Unions pleased with civil service protections in Lieberman bill

Senate Governmental Affairs Committee Chairman Joseph Lieberman, D-Conn., Friday unveiled his proposal for the new Homeland Security Department, including language to ensure civil service protections for employees of the new department.

Representatives of federal employees' unions said they are satisfied with the labor provisions included in the proposal.

"His language will protect civil service rights and grandfather collective bargaining agreements for employees who are transferred into the new department," said one union source, who added, "Lieberman was thinking through the implications [of a new department] long before the president even made his proposal."

The House Homeland Security Committee voted Friday to implement much less far-reaching labor protections in its version of legislation to create a Homeland Security Department.

Lieberman's bill, to be marked up next Wednesday, abolishes the Immigration and Naturalization Service and includes "beefed up" language on the scientific functions of the proposed department.

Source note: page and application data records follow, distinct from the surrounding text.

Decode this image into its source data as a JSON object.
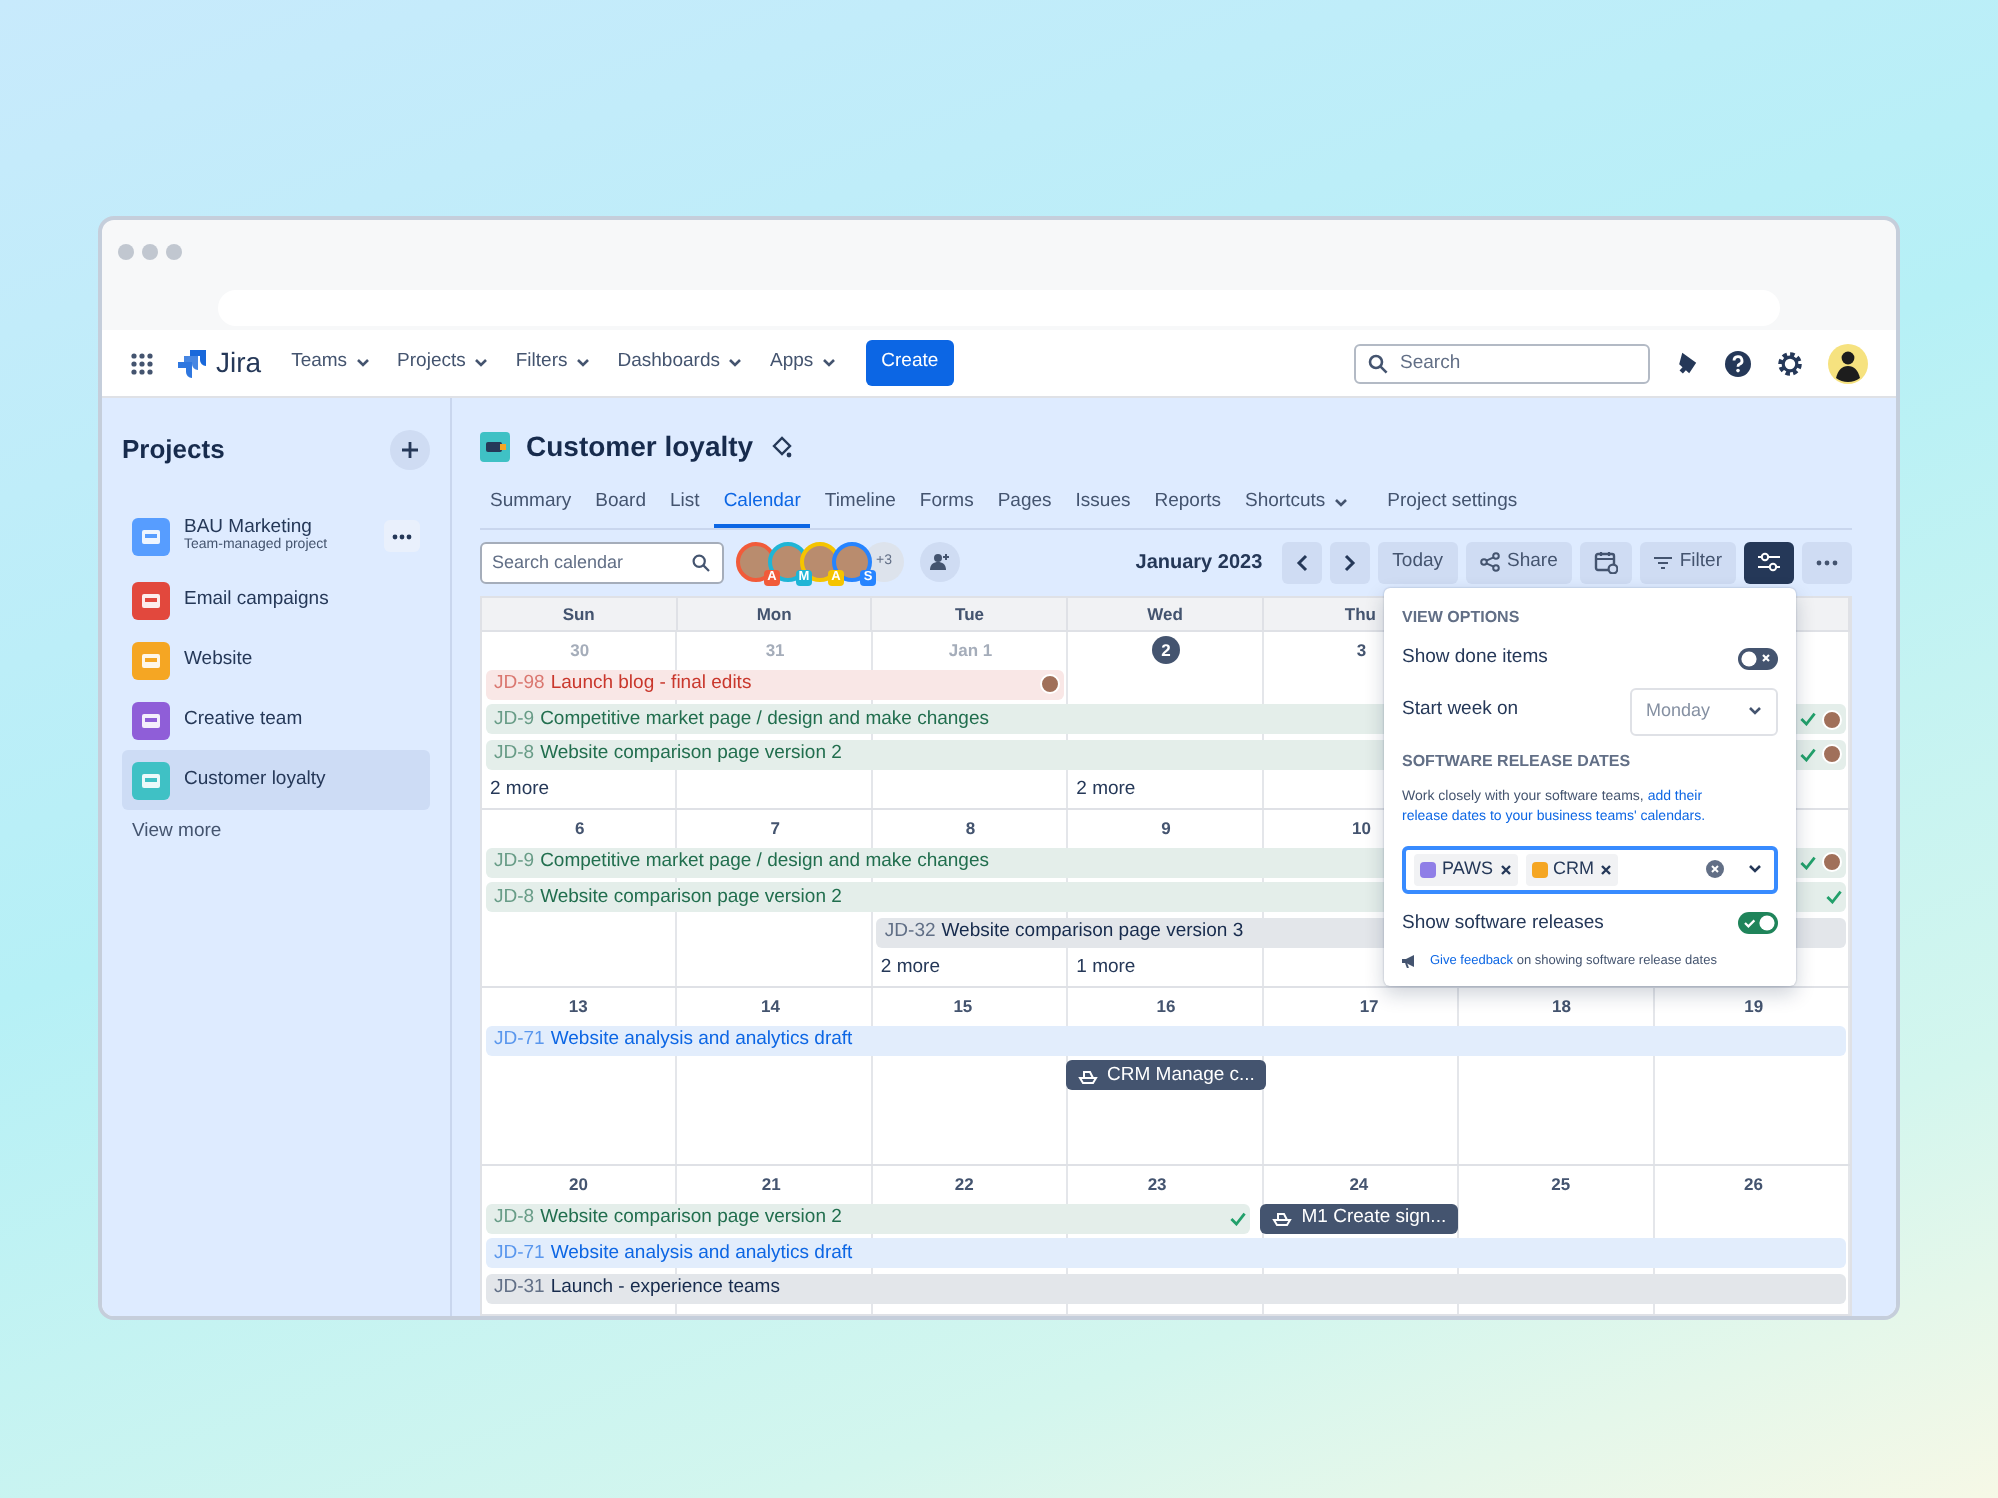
{
  "nav": {
    "product": "Jira",
    "menus": [
      {
        "label": "Teams",
        "dropdown": true
      },
      {
        "label": "Projects",
        "dropdown": true
      },
      {
        "label": "Filters",
        "dropdown": true
      },
      {
        "label": "Dashboards",
        "dropdown": true
      },
      {
        "label": "Apps",
        "dropdown": true
      }
    ],
    "create_button": "Create",
    "search": {
      "placeholder": "Search"
    }
  },
  "sidebar": {
    "title": "Projects",
    "items": [
      {
        "name": "BAU Marketing",
        "subtitle": "Team-managed project",
        "color": "#579dff",
        "selected": false,
        "menu": true
      },
      {
        "name": "Email campaigns",
        "color": "#e2483d",
        "selected": false,
        "menu": false
      },
      {
        "name": "Website",
        "color": "#f5a623",
        "selected": false,
        "menu": false
      },
      {
        "name": "Creative team",
        "color": "#8f5ed8",
        "selected": false,
        "menu": false
      },
      {
        "name": "Customer loyalty",
        "color": "#3fc1c5",
        "selected": true,
        "menu": false
      }
    ],
    "view_more": "View more"
  },
  "project": {
    "title": "Customer loyalty",
    "tabs": [
      {
        "label": "Summary",
        "selected": false,
        "dropdown": false
      },
      {
        "label": "Board",
        "selected": false,
        "dropdown": false
      },
      {
        "label": "List",
        "selected": false,
        "dropdown": false
      },
      {
        "label": "Calendar",
        "selected": true,
        "dropdown": false
      },
      {
        "label": "Timeline",
        "selected": false,
        "dropdown": false
      },
      {
        "label": "Forms",
        "selected": false,
        "dropdown": false
      },
      {
        "label": "Pages",
        "selected": false,
        "dropdown": false
      },
      {
        "label": "Issues",
        "selected": false,
        "dropdown": false
      },
      {
        "label": "Reports",
        "selected": false,
        "dropdown": false
      },
      {
        "label": "Shortcuts",
        "selected": false,
        "dropdown": true
      },
      {
        "label": "Project settings",
        "selected": false,
        "dropdown": false
      }
    ]
  },
  "toolbar": {
    "search": {
      "placeholder": "Search calendar"
    },
    "people": [
      {
        "initial": "A",
        "color": "#f15b3a"
      },
      {
        "initial": "M",
        "color": "#1fb5d6"
      },
      {
        "initial": "A",
        "color": "#f5c400"
      },
      {
        "initial": "S",
        "color": "#2684ff"
      }
    ],
    "more_people": "+3",
    "month": "January 2023",
    "today": "Today",
    "share": "Share",
    "filter": "Filter",
    "view_options_open": true
  },
  "view_options": {
    "rows": [
      {
        "kind": "heading",
        "label": "VIEW OPTIONS"
      },
      {
        "kind": "toggle",
        "label": "Show done items",
        "on": false
      },
      {
        "kind": "select",
        "label": "Start week on",
        "value": "Monday"
      },
      {
        "kind": "heading",
        "label": "SOFTWARE RELEASE DATES"
      },
      {
        "kind": "text",
        "text": "Work closely with your software teams,",
        "links": [
          "add their",
          "release dates to your business teams' calendars."
        ]
      },
      {
        "kind": "tags",
        "tags": [
          {
            "label": "PAWS",
            "color": "#8f7ee7"
          },
          {
            "label": "CRM",
            "color": "#f5a623"
          }
        ]
      },
      {
        "kind": "toggle",
        "label": "Show software releases",
        "on": true
      },
      {
        "kind": "feedback",
        "link": "Give feedback",
        "text": "on showing software release dates"
      }
    ]
  },
  "calendar": {
    "weekdays": [
      "Sun",
      "Mon",
      "Tue",
      "Wed",
      "Thu"
    ],
    "weeks": [
      {
        "dates": [
          {
            "label": "30",
            "muted": true,
            "today": false
          },
          {
            "label": "31",
            "muted": true,
            "today": false
          },
          {
            "label": "Jan 1",
            "muted": true,
            "today": false
          },
          {
            "label": "2",
            "muted": false,
            "today": true
          },
          {
            "label": "3",
            "muted": false,
            "today": false
          }
        ],
        "lanes": [
          [
            {
              "kind": "issue",
              "key": "JD-98",
              "title": "Launch blog - final edits",
              "color": "#c9372c",
              "done": false,
              "avatar": true
            },
            {
              "kind": "extends"
            },
            {
              "kind": "extends"
            }
          ],
          [
            {
              "kind": "issue",
              "key": "JD-9",
              "title": "Competitive market page / design and make changes",
              "color": "#216e4e",
              "done": true,
              "avatar": true
            },
            {
              "kind": "extends"
            },
            {
              "kind": "extends"
            },
            {
              "kind": "extends"
            },
            {
              "kind": "extends"
            },
            {
              "kind": "extends"
            },
            {
              "kind": "extends"
            }
          ],
          [
            {
              "kind": "issue",
              "key": "JD-8",
              "title": "Website comparison page version 2",
              "color": "#216e4e",
              "done": true,
              "avatar": true
            },
            {
              "kind": "extends"
            },
            {
              "kind": "extends"
            },
            {
              "kind": "extends"
            },
            {
              "kind": "extends"
            },
            {
              "kind": "extends"
            },
            {
              "kind": "extends"
            }
          ],
          [
            {
              "kind": "more",
              "label": "2 more"
            },
            {
              "kind": "gap"
            },
            {
              "kind": "gap"
            },
            {
              "kind": "more",
              "label": "2 more"
            }
          ]
        ]
      },
      {
        "dates": [
          {
            "label": "6",
            "muted": false,
            "today": false
          },
          {
            "label": "7",
            "muted": false,
            "today": false
          },
          {
            "label": "8",
            "muted": false,
            "today": false
          },
          {
            "label": "9",
            "muted": false,
            "today": false
          },
          {
            "label": "10",
            "muted": false,
            "today": false
          }
        ],
        "lanes": [
          [
            {
              "kind": "issue",
              "key": "JD-9",
              "title": "Competitive market page / design and make changes",
              "color": "#216e4e",
              "done": true,
              "avatar": true
            },
            {
              "kind": "extends"
            },
            {
              "kind": "extends"
            },
            {
              "kind": "extends"
            },
            {
              "kind": "extends"
            },
            {
              "kind": "extends"
            },
            {
              "kind": "extends"
            }
          ],
          [
            {
              "kind": "issue",
              "key": "JD-8",
              "title": "Website comparison page version 2",
              "color": "#216e4e",
              "done": true,
              "avatar": false
            },
            {
              "kind": "extends"
            },
            {
              "kind": "extends"
            },
            {
              "kind": "extends"
            },
            {
              "kind": "extends"
            },
            {
              "kind": "extends"
            },
            {
              "kind": "extends"
            }
          ],
          [
            {
              "kind": "gap"
            },
            {
              "kind": "gap"
            },
            {
              "kind": "issue",
              "key": "JD-32",
              "title": "Website comparison page version 3",
              "color": "#172b4d",
              "done": false,
              "avatar": false
            },
            {
              "kind": "extends"
            },
            {
              "kind": "extends"
            },
            {
              "kind": "extends"
            },
            {
              "kind": "extends"
            }
          ],
          [
            {
              "kind": "gap"
            },
            {
              "kind": "gap"
            },
            {
              "kind": "more",
              "label": "2 more"
            },
            {
              "kind": "more",
              "label": "1 more"
            }
          ]
        ]
      },
      {
        "dates": [
          {
            "label": "13",
            "muted": false,
            "today": false
          },
          {
            "label": "14",
            "muted": false,
            "today": false
          },
          {
            "label": "15",
            "muted": false,
            "today": false
          },
          {
            "label": "16",
            "muted": false,
            "today": false
          },
          {
            "label": "17",
            "muted": false,
            "today": false
          },
          {
            "label": "18",
            "muted": false,
            "today": false
          },
          {
            "label": "19",
            "muted": false,
            "today": false
          }
        ],
        "lanes": [
          [
            {
              "kind": "issue",
              "key": "JD-71",
              "title": "Website analysis and analytics draft",
              "color": "#0c66e4",
              "done": false,
              "avatar": false
            },
            {
              "kind": "extends"
            },
            {
              "kind": "extends"
            },
            {
              "kind": "extends"
            },
            {
              "kind": "extends"
            },
            {
              "kind": "extends"
            },
            {
              "kind": "extends"
            }
          ],
          [
            {
              "kind": "gap"
            },
            {
              "kind": "gap"
            },
            {
              "kind": "gap"
            },
            {
              "kind": "release",
              "title": "CRM Manage c..."
            }
          ]
        ]
      },
      {
        "dates": [
          {
            "label": "20",
            "muted": false,
            "today": false
          },
          {
            "label": "21",
            "muted": false,
            "today": false
          },
          {
            "label": "22",
            "muted": false,
            "today": false
          },
          {
            "label": "23",
            "muted": false,
            "today": false
          },
          {
            "label": "24",
            "muted": false,
            "today": false
          },
          {
            "label": "25",
            "muted": false,
            "today": false
          },
          {
            "label": "26",
            "muted": false,
            "today": false
          }
        ],
        "lanes": [
          [
            {
              "kind": "issue",
              "key": "JD-8",
              "title": "Website comparison page version 2",
              "color": "#216e4e",
              "done": true,
              "avatar": false
            },
            {
              "kind": "extends"
            },
            {
              "kind": "extends"
            },
            {
              "kind": "extends"
            },
            {
              "kind": "release",
              "title": "M1 Create sign..."
            }
          ],
          [
            {
              "kind": "issue",
              "key": "JD-71",
              "title": "Website analysis and analytics draft",
              "color": "#0c66e4",
              "done": false,
              "avatar": false
            },
            {
              "kind": "extends"
            },
            {
              "kind": "extends"
            },
            {
              "kind": "extends"
            },
            {
              "kind": "extends"
            },
            {
              "kind": "extends"
            },
            {
              "kind": "extends"
            }
          ],
          [
            {
              "kind": "issue",
              "key": "JD-31",
              "title": "Launch - experience teams",
              "color": "#172b4d",
              "done": false,
              "avatar": false
            },
            {
              "kind": "extends"
            },
            {
              "kind": "extends"
            },
            {
              "kind": "extends"
            },
            {
              "kind": "extends"
            },
            {
              "kind": "extends"
            },
            {
              "kind": "extends"
            }
          ]
        ]
      }
    ]
  }
}
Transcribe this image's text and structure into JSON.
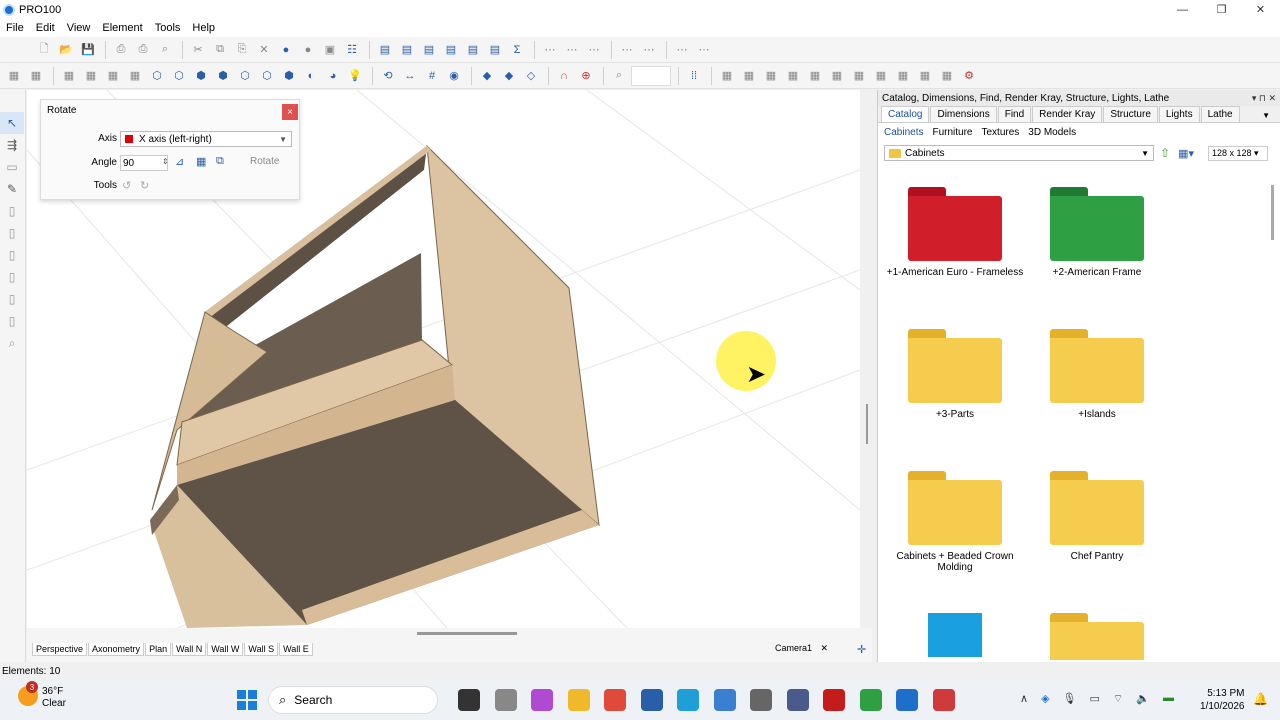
{
  "window": {
    "title": "PRO100",
    "minimize": "—",
    "maximize": "❐",
    "close": "✕"
  },
  "menu": [
    "File",
    "Edit",
    "View",
    "Element",
    "Tools",
    "Help"
  ],
  "rotate_panel": {
    "title": "Rotate",
    "close": "×",
    "axis_label": "Axis",
    "axis_value": "X axis (left-right)",
    "angle_label": "Angle",
    "angle_value": "90",
    "rotate_button": "Rotate",
    "tools_label": "Tools"
  },
  "view_tabs": [
    "Perspective",
    "Axonometry",
    "Plan",
    "Wall N",
    "Wall W",
    "Wall S",
    "Wall E"
  ],
  "camera_tab": "Camera1",
  "camera_close": "✕",
  "right_panel": {
    "header": "Catalog, Dimensions, Find, Render Kray, Structure, Lights, Lathe",
    "tabs": [
      "Catalog",
      "Dimensions",
      "Find",
      "Render Kray",
      "Structure",
      "Lights",
      "Lathe"
    ],
    "active_tab": "Catalog",
    "subtabs": [
      "Cabinets",
      "Furniture",
      "Textures",
      "3D Models"
    ],
    "folder": "Cabinets",
    "thumb_size": "128 x 128",
    "items": [
      {
        "label": "+1-American Euro - Frameless",
        "color": "#d01e2a"
      },
      {
        "label": "+2-American Frame",
        "color": "#2ea043"
      },
      {
        "label": "+3-Parts",
        "color": "#f6cc4f"
      },
      {
        "label": "+Islands",
        "color": "#f6cc4f"
      },
      {
        "label": "Cabinets + Beaded Crown Molding",
        "color": "#f6cc4f"
      },
      {
        "label": "Chef Pantry",
        "color": "#f6cc4f"
      },
      {
        "label": "",
        "color": "#1aa0e0"
      },
      {
        "label": "",
        "color": "#f6cc4f"
      }
    ]
  },
  "status": {
    "elements": "Elements: 10"
  },
  "taskbar": {
    "weather_temp": "36°F",
    "weather_desc": "Clear",
    "weather_badge": "3",
    "search_placeholder": "Search",
    "time": "5:13 PM",
    "date": "1/10/2026"
  }
}
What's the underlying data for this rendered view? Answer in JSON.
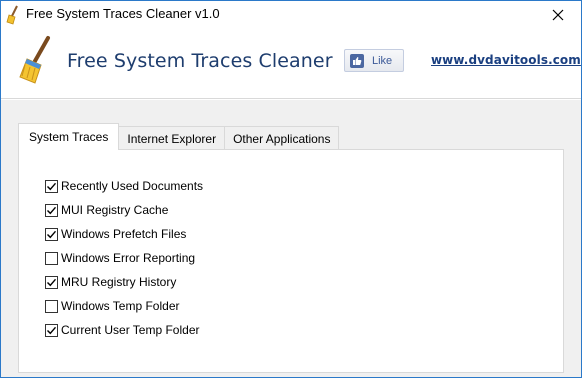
{
  "window": {
    "title": "Free System Traces Cleaner v1.0"
  },
  "header": {
    "app_name": "Free System Traces Cleaner",
    "like_label": "Like",
    "site_link": "www.dvdavitools.com"
  },
  "tabs": [
    {
      "label": "System Traces",
      "active": true
    },
    {
      "label": "Internet Explorer",
      "active": false
    },
    {
      "label": "Other Applications",
      "active": false
    }
  ],
  "options": [
    {
      "label": "Recently Used Documents",
      "checked": true
    },
    {
      "label": "MUI Registry Cache",
      "checked": true
    },
    {
      "label": "Windows Prefetch Files",
      "checked": true
    },
    {
      "label": "Windows Error Reporting",
      "checked": false
    },
    {
      "label": "MRU Registry History",
      "checked": true
    },
    {
      "label": "Windows Temp Folder",
      "checked": false
    },
    {
      "label": "Current User Temp Folder",
      "checked": true
    }
  ],
  "colors": {
    "title_text": "#1e3d6e",
    "link": "#1a3f80",
    "window_border": "#2b79c9",
    "panel_bg": "#f0f0f0"
  }
}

The proposal shifts the Customs Service, Coast Guard and Transportation Safety Administration into the new department, along with the portion of the Animal and Plant Inspection service that deals with quarantine inspections at points of entry. It would also create a National Office for Combating Terrorism within the White House and require Senate confirmation for its director. The legislation also includes extensive immigration reforms.

Judiciary Committee Chairman Pat Leahy, D-Vt., and Sen. Christopher (Kit) Bond, R-Mo., urged Lieberman to reconsider proposals they term "counterproductive" to change some of the functions of the National Guard.

In a Thursday letter to Lieberman and Governmental Affairs ranking member Fred Thompson, R-Tenn., Leahy and Bond expressed concerns about a section granting the Guard a "lead role" in domestic defense, "thereby pre-empting ongoing defense authorization committee work and agency deliberations."

The letter from the co-chairmen of the National Guard Caucus stated that giving the Guard such responsibility for preventing and responding to threats "would severely detract from the Guard's ability to sustain its longstanding mission to serve as the nation's primary military service."

Leahy and Bond said a provision to turn the Guard into more of a "domestically oriented, federally controlled constabulary force" is "troubling," and would "violate longstanding conventions against inordinate involvement of the military in civilian affairs."

Leahy, who has taken a long interest in civil liberties issues, and Bond, a former governor, also expressed concerns about granting a new Homeland Security secretary the authority to recommend structuring of the Guard.

The authors suggest instead that the legislation-which Majority Leader Daschle hopes to bring to the floor before the August recess-should contain a provision requiring the Homeland Security Department to coordinate with the Defense Department and governors about how to integrate the military, including the Guard, into efforts to prevent terrorism.